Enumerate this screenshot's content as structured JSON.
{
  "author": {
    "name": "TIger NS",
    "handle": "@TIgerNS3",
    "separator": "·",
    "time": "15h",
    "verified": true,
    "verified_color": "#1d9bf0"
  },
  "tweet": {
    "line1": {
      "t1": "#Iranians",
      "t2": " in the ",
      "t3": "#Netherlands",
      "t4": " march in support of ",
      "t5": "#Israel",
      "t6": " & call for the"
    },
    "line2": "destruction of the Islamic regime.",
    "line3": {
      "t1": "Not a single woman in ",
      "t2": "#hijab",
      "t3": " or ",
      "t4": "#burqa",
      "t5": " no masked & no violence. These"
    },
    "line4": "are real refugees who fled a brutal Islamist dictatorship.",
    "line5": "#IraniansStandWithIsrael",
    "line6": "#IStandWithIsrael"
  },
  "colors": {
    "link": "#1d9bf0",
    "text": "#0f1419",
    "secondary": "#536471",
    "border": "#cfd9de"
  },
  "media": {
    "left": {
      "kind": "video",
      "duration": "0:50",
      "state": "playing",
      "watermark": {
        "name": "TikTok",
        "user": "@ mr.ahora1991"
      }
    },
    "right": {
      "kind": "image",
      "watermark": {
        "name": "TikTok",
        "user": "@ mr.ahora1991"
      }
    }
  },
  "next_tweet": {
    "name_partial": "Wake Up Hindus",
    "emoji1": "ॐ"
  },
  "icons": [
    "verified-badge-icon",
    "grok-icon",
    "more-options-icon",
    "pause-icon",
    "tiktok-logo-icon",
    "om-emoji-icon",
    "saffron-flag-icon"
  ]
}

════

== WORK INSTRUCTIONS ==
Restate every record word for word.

== RESULT ==
Enumerate this screenshot's content as structured JSON.
{
  "author": {
    "name": "TIger NS",
    "handle": "@TIgerNS3",
    "separator": "·",
    "time": "15h",
    "verified": true,
    "verified_color": "#1d9bf0"
  },
  "tweet": {
    "line1": {
      "t1": "#Iranians",
      "t2": " in the ",
      "t3": "#Netherlands",
      "t4": " march in support of ",
      "t5": "#Israel",
      "t6": " & call for the"
    },
    "line2": "destruction of the Islamic regime.",
    "line3": {
      "t1": "Not a single woman in ",
      "t2": "#hijab",
      "t3": " or ",
      "t4": "#burqa",
      "t5": " no masked & no violence. These"
    },
    "line4": "are real refugees who fled a brutal Islamist dictatorship.",
    "line5": "#IraniansStandWithIsrael",
    "line6": "#IStandWithIsrael"
  },
  "colors": {
    "link": "#1d9bf0",
    "text": "#0f1419",
    "secondary": "#536471",
    "border": "#cfd9de"
  },
  "media": {
    "left": {
      "kind": "video",
      "duration": "0:50",
      "state": "playing",
      "watermark": {
        "name": "TikTok",
        "user": "@ mr.ahora1991"
      }
    },
    "right": {
      "kind": "image",
      "watermark": {
        "name": "TikTok",
        "user": "@ mr.ahora1991"
      }
    }
  },
  "next_tweet": {
    "name_partial": "Wake Up Hindus",
    "emoji1": "ॐ"
  },
  "icons": [
    "verified-badge-icon",
    "grok-icon",
    "more-options-icon",
    "pause-icon",
    "tiktok-logo-icon",
    "om-emoji-icon",
    "saffron-flag-icon"
  ]
}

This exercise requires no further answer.